The Jayhawk Motorsports team earned three top awards at the Formula Hybrid International competition, which wrapped up May 3 at the New Hampshire Motor Speedway in Loudon, N.H. The KU Formula Hybrid team placed first in the Electric-only category – and was recognized by the Institute of Electrical and Electronics Engineers with two awards, Excellence in Electric Vehicle Engineering and Engineering the Future.
“In my opinion, Engineering the Future was the best award. It considered the multi-disciplinary nature of the teams, how well they worked together and ultimately the ‘most fun to drive,’” said Robb Sorem, associate dean of undergraduate studies and faculty adviser and course instructor for the KU Formula car team.
EECS seniors Emily Dellwig, Faiz Ahmed, Hilary Barbour, Aric Beaver, Alex Drees, Brett Hermann, Garrett Scarlett, and four mechanical engineering students spent their senior year designing, manufacturing and testing an electric Formula-style race car for their capstone project. Growing interest in hybrid and electric vehicles led JMS to begin including a green car along with its standard race car last year.
“It’s a great opportunity that allows students to get hands-on experience and to learn what is really like to have to problem solve in a fast-paced environment,” said Dellwig, who led the electric team for the second straight year.
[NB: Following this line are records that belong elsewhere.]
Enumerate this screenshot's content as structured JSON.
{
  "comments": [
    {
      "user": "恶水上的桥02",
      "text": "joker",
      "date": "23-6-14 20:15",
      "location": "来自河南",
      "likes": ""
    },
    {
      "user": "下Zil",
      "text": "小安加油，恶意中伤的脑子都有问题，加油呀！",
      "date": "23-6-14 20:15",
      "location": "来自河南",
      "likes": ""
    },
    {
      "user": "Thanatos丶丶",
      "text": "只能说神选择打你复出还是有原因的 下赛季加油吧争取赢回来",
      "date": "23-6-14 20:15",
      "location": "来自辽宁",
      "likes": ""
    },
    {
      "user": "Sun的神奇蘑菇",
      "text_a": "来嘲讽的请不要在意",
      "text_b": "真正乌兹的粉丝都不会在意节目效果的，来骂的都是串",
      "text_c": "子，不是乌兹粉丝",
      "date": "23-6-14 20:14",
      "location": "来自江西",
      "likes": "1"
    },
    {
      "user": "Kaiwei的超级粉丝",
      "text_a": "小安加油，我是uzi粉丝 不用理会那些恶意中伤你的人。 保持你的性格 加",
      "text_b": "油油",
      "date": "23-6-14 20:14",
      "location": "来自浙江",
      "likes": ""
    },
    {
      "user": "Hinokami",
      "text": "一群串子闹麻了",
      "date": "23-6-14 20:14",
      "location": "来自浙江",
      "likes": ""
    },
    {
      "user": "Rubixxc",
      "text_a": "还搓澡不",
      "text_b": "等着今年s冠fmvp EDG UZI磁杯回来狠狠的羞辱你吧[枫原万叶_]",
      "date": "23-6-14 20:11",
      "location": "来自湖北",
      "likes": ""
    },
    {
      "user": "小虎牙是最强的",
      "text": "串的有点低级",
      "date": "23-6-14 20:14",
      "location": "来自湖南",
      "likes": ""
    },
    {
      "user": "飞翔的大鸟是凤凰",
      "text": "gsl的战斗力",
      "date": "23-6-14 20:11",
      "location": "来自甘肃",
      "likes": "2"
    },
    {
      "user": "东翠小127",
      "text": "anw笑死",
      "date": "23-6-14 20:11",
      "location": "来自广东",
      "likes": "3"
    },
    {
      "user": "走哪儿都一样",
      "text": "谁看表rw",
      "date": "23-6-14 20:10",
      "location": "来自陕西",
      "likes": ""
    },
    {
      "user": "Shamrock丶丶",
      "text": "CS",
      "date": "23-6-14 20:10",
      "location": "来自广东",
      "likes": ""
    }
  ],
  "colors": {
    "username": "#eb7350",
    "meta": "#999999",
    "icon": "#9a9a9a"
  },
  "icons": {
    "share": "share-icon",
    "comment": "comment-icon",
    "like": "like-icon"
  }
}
The inaugural hybrid team earned a top 10 finish at the Formula Hybrid competition last May.
The KU race car also won first in the electric design competition, had the fastest run in the electric acceleration competition and the best overall time in the autocross competition, which challenges drivers to make one loop through a series of twists and turns around orange cones (without striking any of them) in the fastest possible time.
The team entered the final day of the competition in first place. The final day consists of only one event, the endurance competition, which is an extended version of the autocross competition, where drivers must complete 36 laps.
Battery troubles left the Jayhawk Motorsports car stalled on the track about halfway through its run. Unable to finish the endurance competition, the team received zero points and fell from the top overall spot. But Sorem said the team learned a valuable lesson and will account for the challenge in the design of its car for next year’s competition.
The Jayhawk Motorsports team also built a separate, traditional combustion engine vehicle for the Formula SAE Michigan competition, which featured nearly 120 teams and took place May 9-12 at the Michigan International Speedway in Brooklyn, Mich.
It turns out the KU’s Formula Hybrid car made the trip to Michigan as well, though not to race.
“Officials from SAE were at the Formula Hybrid competition in New Hampshire and were so impressed with our electric vehicle they asked us to bring it Michigan to display and demo. What great publicity for KU,” Sorem said.